Corruption erodes all aspects of good governance and effective service delivery to the people. Issues such as vote-buying, bribery, using public treasury for campaigns, excessive media campaign, intimidation at the polls, spending beyond reasonable limits, and manipulating results are expected outcomes in any electoral period in Nigeria. All these are undemocratic and morally poignant consequences that debase the country’s electoral democracy.

Resorting to the electronic voting system, as does the BBNaija show, is expected to birth the emergence of true democratic choices of the people.

The show’s voting system includes the former SMS voting platform, which has been scrapped, probably due to the many instances of vote sponsorship by fans of high net worth. This may have been made to purge the voting process of similitudes of vote-buying, which prevails in the Nigerian electoral system.

Now, voting for favourite housemates is done through Africa Magic’s online voting poll, which is available to everyone around the globe, Africa Magic’s mobile and websites, MyDstv and MyGotv applications that are available to Nigerian subscribers only.

This voting system is tenured, as it automatically opens up every Monday night and closes on Thursday by 9 pm. Voters can give a maximum of 100 votes via mobile and websites.

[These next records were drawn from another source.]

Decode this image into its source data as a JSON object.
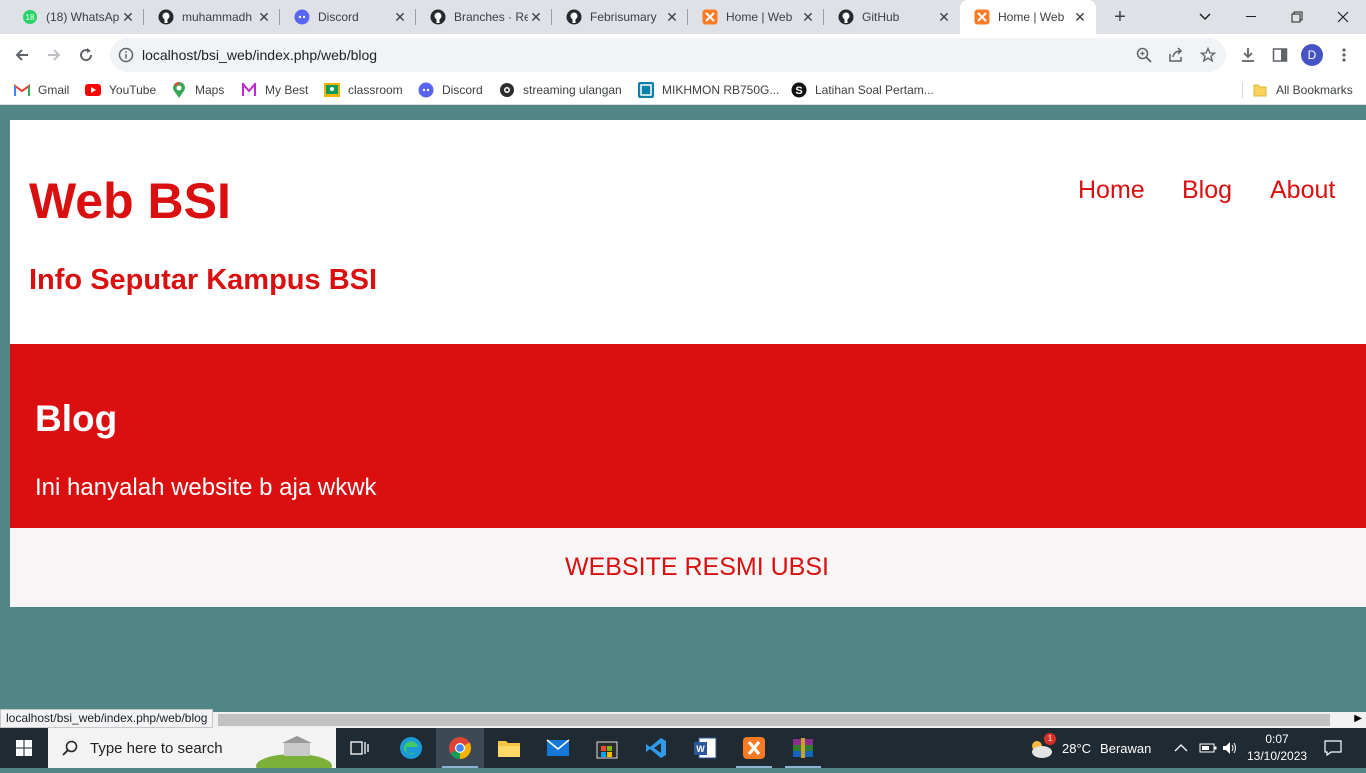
{
  "browser": {
    "tabs": [
      {
        "title": "(18) WhatsApp",
        "icon": "whatsapp-icon",
        "badge": "18"
      },
      {
        "title": "muhammadh",
        "icon": "github-icon"
      },
      {
        "title": "Discord",
        "icon": "discord-icon"
      },
      {
        "title": "Branches · Re",
        "icon": "github-icon"
      },
      {
        "title": "Febrisumary",
        "icon": "github-icon"
      },
      {
        "title": "Home | Web",
        "icon": "xampp-icon"
      },
      {
        "title": "GitHub",
        "icon": "github-icon"
      },
      {
        "title": "Home | Web",
        "icon": "xampp-icon",
        "active": true
      }
    ],
    "address": "localhost/bsi_web/index.php/web/blog",
    "profile_initial": "D",
    "bookmarks": [
      {
        "label": "Gmail",
        "icon": "gmail-icon"
      },
      {
        "label": "YouTube",
        "icon": "youtube-icon"
      },
      {
        "label": "Maps",
        "icon": "maps-icon"
      },
      {
        "label": "My Best",
        "icon": "mybest-icon"
      },
      {
        "label": "classroom",
        "icon": "classroom-icon"
      },
      {
        "label": "Discord",
        "icon": "discord-icon"
      },
      {
        "label": "streaming ulangan",
        "icon": "globe-icon"
      },
      {
        "label": "MIKHMON RB750G...",
        "icon": "mikhmon-icon"
      },
      {
        "label": "Latihan Soal Pertam...",
        "icon": "s-icon"
      }
    ],
    "all_bookmarks": "All Bookmarks",
    "status_url": "localhost/bsi_web/index.php/web/blog"
  },
  "site": {
    "title": "Web BSI",
    "subtitle": "Info Seputar Kampus BSI",
    "nav": [
      "Home",
      "Blog",
      "About"
    ],
    "hero_heading": "Blog",
    "hero_text": "Ini hanyalah website b aja wkwk",
    "footer": "WEBSITE RESMI UBSI"
  },
  "taskbar": {
    "search_placeholder": "Type here to search",
    "weather": "28°C",
    "weather_desc": "Berawan",
    "time": "0:07",
    "date": "13/10/2023",
    "weather_badge": "1"
  },
  "colors": {
    "brand_red": "#d9100f",
    "hero_red": "#db0f0f",
    "page_bg": "#528585"
  }
}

This transparent voting system is praised for having yielded reliable results free of bias and prejudice of any form. A reputable entity openly confirms results before being announced for the first time by a famous announcer. Over the years, many more individuals have been encouraged to vote for their favourite celebrities using this simple and transparent system.

In 2019, about 240 million total votes were cast in favour of the programme. By 2020, over 900 million votes were recorded. This year’s total votes is estimated to be around 1 billion, according to the show’s headline presenter, Ebuka Obi-Uchendu.

This voting outcome serves a lot of lessons to Nigeria’s voting system. High votes in BBNaija’s programme and the relative low polls during the country’s general elections plead a strong case for mobile voting.

Nigeria’s electoral voting experience is characteristic of less than expected voter turnouts. The fear of a violent outing, intimidation or harassment by political thugs, loss of faith in the electoral and political system of the country, fear of manipulated results, fear of ballot snuffing and snatching, stress and lateness of electoral staff are some of the reasons for the low turnout of people during elections.

During the 2019 presidential elections, out of 82.3 million voters collated by INEC, only 29.3 million voters were accredited, representing 35.6 per cent of the total voting population. By the end of the elections, the total votes cast was 28.6 million, and the total number of valid votes was 27.3 million. This means that 33.1 percent of eligible voters elected the president in that year. The same trend was experienced at the state levels.

Therefore, it is essential to seek ways to emulate and encourage the electronic voting system if the country’s electoral process must see a true renaissance. The government must see the need for this and move to work with the private sector to achieve this feat.

Voter information using Bank Verification Number (BVN) or National Identification Number (NIN) can be helpful. The government can also work with commercial banks, the Federal Road Safety Corps (FRSC), immigrations, higher institutions, religious bodies, the National Population Commission (NPC), public hospitals and various embassies to gather other relevant information about Nigerians who are either resident in the country or are abroad. This is to ensure that accurate voter information or data are gathered for proper identification and accountability.

Furthermore, the government must sit at a round table with tech firms and other network service providers to discuss the administration of electronic voter services.

While it is mostly agreed that the paper-based voting system in Nigeria is expensive and generally overwhelming, learning from BBNaija’s novel e-voting system will usher the country into a new era of a cheaper, faster, more efficient, accurate and credible system of choosing the best and well-deserving leaders for the nation.